Sustainability is “business as usual” at Orta. Beginning this season, every fabric that is made by the mill will use the proprietary technology, Indigo Flow. The process reduces water usage up to 70 percent, saves energy as no heat is needed for fixing and is applicable to many different types of indigo and sulphur dyeing.
Bossa vows to “keep it clean” for Spring/Summer ’19 by evolving the mill’s Re-Set capsule collection. In addition to expanding its use of organic and BCI cotton, natural chemicals and dyestuff and 100 percent recycled denim, the mill touts Saveblue technology, which uses 17 liters of water to create 1 meter of denim, instead of the average 40 liters. In this concept, Bossa offers recycled and organic fabrications.
Berto is doing its part to encourage a circular system. The mill introduces Recover, a collection of fabrics made with Recover Blue yarn from the Spanish spinning mill, Ferre. Berto says the yarn has the lowest environmental impact in the world, as it stems from the processing of pre- and post-consumer waste blended with polyester obtained from recycled PET bottles. The mechanical yarn process does not require dyes, chemicals or water. CO2 emission is reduced to a minimum and half of the energy used in the process is derived from solar power.
The Italian mill also continues to share its Bio Eco Denim story, a collection of denim fabrics made with GOTS certified organic cotton and organic indigo dye—which is also GOTS certified. The mill describes the collection as “the answer for those who want a traditional denim product developed in full respect of nature.” The natural indigo dye is cultivated from plants without harmful chemicals. The indigo dye is extracted from the leaves through a process of bio-fermentation in water. The waste material resulting from this process is used as fertilizer for the soil itself.

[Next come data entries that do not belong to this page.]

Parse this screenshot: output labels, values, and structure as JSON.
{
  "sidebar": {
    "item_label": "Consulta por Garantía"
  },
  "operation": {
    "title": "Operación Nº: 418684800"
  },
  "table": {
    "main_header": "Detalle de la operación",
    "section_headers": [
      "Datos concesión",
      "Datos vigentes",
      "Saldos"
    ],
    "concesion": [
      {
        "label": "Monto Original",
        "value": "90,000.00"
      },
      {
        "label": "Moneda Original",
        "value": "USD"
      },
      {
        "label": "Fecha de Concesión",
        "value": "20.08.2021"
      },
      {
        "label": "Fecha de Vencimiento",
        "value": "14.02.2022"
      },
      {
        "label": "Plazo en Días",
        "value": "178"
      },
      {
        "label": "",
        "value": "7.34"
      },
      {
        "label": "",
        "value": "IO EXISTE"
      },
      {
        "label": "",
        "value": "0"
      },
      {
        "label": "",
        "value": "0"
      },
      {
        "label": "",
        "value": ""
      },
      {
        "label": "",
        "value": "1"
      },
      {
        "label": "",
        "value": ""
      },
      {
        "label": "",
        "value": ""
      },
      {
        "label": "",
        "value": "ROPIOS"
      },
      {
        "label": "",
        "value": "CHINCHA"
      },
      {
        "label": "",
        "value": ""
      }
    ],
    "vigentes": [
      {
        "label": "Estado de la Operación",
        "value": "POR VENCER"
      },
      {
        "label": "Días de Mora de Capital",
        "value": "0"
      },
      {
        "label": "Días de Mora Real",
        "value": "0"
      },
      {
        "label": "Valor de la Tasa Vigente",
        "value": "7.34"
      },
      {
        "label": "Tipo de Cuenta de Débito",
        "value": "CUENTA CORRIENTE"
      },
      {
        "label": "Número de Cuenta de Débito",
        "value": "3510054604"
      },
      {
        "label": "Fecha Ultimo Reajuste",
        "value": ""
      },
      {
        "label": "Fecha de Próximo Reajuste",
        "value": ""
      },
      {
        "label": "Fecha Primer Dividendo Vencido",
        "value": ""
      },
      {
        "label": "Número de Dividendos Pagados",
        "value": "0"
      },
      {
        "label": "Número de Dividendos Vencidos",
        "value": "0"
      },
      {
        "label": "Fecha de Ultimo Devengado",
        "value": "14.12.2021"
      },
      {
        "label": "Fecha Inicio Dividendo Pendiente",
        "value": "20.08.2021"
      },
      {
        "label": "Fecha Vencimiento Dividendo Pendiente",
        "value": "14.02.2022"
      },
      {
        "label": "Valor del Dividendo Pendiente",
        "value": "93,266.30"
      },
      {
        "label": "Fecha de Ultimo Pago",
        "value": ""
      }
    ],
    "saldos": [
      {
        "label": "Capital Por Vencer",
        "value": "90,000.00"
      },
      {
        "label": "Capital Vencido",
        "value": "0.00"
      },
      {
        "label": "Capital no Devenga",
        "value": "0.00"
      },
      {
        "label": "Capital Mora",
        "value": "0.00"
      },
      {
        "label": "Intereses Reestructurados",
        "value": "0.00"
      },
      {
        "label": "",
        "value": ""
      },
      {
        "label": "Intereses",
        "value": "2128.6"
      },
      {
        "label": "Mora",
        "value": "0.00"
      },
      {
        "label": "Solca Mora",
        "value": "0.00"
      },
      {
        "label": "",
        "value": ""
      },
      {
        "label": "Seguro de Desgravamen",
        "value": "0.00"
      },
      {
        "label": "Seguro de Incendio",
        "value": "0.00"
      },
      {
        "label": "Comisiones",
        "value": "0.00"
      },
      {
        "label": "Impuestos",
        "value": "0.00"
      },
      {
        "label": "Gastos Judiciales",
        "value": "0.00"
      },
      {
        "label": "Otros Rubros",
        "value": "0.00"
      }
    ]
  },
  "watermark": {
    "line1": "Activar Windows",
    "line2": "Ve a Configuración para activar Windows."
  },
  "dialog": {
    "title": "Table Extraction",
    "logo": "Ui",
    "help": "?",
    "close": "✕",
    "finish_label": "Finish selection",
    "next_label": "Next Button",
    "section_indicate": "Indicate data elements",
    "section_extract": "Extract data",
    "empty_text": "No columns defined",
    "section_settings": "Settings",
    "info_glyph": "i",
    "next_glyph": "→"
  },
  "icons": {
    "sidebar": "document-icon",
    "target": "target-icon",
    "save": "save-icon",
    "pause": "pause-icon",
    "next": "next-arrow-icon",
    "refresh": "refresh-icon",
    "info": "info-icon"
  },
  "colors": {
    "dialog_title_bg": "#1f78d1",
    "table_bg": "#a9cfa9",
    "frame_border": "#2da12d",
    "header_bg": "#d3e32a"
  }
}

In Amsterdam, Tonello will display the complete Denim Gallery before it returns to the company’s Creative Area in Italy. The gallery showcases designs from 10 designed based on two themes, Reality (which debuted at the April Kingpins Amsterdam) and Vision (unveiled last month at New York Denim Days). For Vision, Tonello used its new ECOfree 2 technology, which allows designers to treat garments with ozone both in water and in air, resulting in effects never seen before.
ECOfree 2 technology promotes lower consumption of electricity and water as well as shorter processing times. Purification costs are reduced to a minimum and the technology results in absolute safety for the operator and for the final consumer.